**Provided data**
▬▬▬▬▬▬

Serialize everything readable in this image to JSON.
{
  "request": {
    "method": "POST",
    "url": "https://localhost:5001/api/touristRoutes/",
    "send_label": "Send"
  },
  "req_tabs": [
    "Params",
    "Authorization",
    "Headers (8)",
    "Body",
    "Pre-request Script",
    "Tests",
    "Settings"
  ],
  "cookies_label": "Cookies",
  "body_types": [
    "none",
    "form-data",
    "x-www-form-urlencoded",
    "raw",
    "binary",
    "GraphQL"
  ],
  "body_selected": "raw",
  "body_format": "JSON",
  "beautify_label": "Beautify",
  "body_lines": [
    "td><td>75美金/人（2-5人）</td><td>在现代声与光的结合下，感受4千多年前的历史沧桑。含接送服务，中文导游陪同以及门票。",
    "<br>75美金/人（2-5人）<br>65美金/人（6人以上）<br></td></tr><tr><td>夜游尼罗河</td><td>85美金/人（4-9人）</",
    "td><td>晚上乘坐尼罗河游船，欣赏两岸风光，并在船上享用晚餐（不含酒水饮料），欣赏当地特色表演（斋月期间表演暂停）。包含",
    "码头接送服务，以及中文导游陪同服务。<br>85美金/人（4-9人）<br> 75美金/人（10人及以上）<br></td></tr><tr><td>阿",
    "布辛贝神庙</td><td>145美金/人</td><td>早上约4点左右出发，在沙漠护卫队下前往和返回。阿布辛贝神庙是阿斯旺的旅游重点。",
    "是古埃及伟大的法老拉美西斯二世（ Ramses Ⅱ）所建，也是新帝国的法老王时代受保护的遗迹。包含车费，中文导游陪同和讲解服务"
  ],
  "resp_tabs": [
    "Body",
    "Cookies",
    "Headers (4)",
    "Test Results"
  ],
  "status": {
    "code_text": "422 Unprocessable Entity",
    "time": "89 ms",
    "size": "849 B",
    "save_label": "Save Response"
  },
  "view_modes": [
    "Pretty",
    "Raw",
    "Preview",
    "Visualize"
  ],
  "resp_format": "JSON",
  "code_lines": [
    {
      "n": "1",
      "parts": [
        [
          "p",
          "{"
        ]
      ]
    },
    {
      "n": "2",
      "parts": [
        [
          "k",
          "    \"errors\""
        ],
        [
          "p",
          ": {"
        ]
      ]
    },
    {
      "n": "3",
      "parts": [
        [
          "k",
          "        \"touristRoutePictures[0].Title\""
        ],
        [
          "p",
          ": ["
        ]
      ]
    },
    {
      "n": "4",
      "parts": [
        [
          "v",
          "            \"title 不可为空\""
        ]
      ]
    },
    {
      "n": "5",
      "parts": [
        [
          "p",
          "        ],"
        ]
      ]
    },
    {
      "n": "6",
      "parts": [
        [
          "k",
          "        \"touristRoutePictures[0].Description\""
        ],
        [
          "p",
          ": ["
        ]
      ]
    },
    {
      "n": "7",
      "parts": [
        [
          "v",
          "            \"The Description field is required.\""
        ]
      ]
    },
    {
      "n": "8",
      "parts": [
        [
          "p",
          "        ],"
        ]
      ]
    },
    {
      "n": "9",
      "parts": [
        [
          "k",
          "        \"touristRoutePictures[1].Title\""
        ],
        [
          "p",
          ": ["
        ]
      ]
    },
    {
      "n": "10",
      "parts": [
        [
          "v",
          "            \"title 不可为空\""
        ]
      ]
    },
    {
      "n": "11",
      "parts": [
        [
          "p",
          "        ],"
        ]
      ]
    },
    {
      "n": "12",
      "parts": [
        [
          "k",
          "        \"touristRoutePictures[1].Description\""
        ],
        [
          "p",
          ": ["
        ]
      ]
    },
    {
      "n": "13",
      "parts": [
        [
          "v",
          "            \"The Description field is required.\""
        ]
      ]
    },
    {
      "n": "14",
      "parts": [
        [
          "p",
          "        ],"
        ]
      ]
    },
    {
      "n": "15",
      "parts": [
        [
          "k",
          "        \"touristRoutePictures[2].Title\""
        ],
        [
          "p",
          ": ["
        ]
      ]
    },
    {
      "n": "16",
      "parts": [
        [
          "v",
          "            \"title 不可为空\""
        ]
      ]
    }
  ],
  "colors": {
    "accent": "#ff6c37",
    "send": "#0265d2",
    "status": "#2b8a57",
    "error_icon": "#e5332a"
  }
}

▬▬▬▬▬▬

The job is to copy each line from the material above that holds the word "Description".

          "        \"touristRoutePictures[0].Description\""
          "            \"The Description field is required.\""
          "        \"touristRoutePictures[1].Description\""
          "            \"The Description field is required.\""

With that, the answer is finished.